Parkinson’s disease is characterized by a progressive degeneration of dopamine-producing neurons, which causes tremors, rigidity and lack of movement control. These neurons project from the midbrain to an area of the brain called the corpus striatum. Although dopamine signaling is impaired in Parkinson’s patients, serotonin production remains strong. In addition, several serotonin receptors are highly expressed in the striatum and available to modify the action of L-DOPA.
Two years ago there was identified a protein, called p11, that acts as a regulator of serotonin signaling in the brain. The researchers showed that p11 increases the concentration of the serotonin 1B receptor at synapses, thereby increasing the efficiency of serotonin signaling, and linked this interaction to an individual’s susceptibility to depression and his or her response to antidepressant treatments.
Researchers used a mouse model of Parkinson’s disease in which a substance called 6-OHDA causes the destruction of dopamine neurons in one hemisphere of the brain. L-DOPA, because it is a dopamine replacement and a stimulant, causes the 6-OHDA-treated mice to rotate their bodies in the opposite direction of the dopamine-depleted brain hemisphere.

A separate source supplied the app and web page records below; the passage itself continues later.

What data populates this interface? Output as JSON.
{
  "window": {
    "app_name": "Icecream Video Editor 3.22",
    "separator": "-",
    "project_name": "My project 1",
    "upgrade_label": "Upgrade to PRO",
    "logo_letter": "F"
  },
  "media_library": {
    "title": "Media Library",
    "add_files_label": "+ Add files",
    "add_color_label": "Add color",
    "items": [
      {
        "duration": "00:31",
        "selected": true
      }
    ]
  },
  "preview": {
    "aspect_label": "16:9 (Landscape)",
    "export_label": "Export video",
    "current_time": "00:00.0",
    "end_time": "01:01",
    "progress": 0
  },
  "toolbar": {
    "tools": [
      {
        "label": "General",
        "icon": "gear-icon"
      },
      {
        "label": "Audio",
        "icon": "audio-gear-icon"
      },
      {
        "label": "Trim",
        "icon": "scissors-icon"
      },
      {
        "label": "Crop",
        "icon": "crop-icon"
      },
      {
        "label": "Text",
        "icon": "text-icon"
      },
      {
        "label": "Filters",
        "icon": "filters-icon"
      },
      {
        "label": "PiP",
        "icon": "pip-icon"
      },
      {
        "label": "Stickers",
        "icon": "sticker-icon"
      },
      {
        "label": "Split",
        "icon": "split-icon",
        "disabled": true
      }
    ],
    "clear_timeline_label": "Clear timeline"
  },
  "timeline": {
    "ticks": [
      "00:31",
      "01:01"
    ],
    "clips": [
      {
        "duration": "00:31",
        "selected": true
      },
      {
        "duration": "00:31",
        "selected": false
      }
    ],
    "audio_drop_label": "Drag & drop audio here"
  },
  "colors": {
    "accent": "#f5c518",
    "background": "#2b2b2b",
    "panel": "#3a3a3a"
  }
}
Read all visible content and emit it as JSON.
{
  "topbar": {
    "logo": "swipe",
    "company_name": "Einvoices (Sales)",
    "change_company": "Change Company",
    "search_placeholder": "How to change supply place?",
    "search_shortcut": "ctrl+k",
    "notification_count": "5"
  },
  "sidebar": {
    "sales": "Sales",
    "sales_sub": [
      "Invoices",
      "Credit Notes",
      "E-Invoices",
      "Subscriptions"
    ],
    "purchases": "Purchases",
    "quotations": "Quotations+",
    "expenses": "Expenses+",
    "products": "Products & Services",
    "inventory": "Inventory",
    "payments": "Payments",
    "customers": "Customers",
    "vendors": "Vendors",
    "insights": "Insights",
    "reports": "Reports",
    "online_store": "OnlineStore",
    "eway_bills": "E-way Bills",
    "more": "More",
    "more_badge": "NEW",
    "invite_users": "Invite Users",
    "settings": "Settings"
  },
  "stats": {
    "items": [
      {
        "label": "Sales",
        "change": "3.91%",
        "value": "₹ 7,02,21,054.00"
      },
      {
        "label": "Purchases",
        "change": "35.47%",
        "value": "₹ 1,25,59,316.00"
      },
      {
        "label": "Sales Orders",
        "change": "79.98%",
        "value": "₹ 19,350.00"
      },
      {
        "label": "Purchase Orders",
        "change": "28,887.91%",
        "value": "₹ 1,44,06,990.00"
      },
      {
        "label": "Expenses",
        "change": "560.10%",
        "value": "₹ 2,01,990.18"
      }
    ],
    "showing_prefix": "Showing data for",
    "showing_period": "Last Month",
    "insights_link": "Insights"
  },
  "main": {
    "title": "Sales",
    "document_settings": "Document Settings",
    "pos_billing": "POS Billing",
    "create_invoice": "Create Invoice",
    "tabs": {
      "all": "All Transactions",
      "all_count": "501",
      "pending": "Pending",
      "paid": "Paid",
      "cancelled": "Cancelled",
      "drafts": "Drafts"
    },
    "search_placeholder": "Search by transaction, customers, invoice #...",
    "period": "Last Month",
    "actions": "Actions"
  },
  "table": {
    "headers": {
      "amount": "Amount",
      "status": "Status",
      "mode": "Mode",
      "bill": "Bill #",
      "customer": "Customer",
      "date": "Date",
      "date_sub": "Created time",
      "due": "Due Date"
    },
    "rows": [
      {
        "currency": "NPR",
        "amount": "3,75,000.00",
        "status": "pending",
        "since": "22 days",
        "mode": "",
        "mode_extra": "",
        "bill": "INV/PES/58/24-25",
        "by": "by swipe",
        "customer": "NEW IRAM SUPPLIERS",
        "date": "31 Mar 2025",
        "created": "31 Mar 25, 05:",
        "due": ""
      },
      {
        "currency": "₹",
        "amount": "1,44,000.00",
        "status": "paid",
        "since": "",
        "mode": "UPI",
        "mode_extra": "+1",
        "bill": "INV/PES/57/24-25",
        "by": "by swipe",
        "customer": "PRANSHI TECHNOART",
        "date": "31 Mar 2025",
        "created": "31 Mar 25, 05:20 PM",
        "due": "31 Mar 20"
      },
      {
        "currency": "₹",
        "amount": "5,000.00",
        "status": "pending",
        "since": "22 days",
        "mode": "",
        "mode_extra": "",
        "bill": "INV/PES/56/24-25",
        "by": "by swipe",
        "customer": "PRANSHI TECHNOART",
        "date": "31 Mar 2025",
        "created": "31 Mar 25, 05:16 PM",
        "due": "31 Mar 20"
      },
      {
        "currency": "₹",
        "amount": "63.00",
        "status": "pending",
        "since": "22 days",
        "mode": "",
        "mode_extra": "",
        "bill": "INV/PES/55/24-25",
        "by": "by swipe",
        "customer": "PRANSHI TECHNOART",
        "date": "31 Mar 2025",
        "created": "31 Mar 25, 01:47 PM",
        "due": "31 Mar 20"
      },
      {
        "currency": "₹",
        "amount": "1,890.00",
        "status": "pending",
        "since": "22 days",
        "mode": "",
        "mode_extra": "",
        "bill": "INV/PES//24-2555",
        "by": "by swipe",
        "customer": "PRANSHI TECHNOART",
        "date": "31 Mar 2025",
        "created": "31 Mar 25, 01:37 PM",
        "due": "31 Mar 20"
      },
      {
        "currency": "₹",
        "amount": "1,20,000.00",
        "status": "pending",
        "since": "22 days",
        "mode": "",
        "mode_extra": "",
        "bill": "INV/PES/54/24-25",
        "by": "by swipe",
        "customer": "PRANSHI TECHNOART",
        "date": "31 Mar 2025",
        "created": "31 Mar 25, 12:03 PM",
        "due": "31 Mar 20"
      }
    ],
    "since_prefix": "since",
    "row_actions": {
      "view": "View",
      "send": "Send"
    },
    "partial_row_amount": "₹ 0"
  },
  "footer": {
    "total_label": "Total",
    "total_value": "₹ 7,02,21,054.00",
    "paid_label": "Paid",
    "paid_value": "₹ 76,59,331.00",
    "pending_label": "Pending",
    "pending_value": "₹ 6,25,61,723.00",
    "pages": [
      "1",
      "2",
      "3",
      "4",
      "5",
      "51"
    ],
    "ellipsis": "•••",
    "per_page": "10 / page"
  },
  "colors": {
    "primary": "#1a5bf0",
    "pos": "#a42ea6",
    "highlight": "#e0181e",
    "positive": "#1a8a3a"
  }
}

When the researchers gave these mice L-DOPA, they found increased levels of the serotonin 1B receptor and the protein p11 in the striatum. The researchers then used a molecule called CP94253, which binds to the serotonin 1B receptor and mimics the action of serotonin. CP94253 was given to two sets of 6-OHDA-treated mice: one in which p11 was “knocked out” and another with p11 intact.
The researchers believe that CP94253, and similar serotonin 1B receptor agonists, may counteract L-DOPA-induced behaviors by reducing the release of GABA, a chemical messenger that inhibits the transmission of nerve impulses. GABA is released from neurons that contain the dopamine D1 receptor.
MEDICA.de; Source: Rockefeller University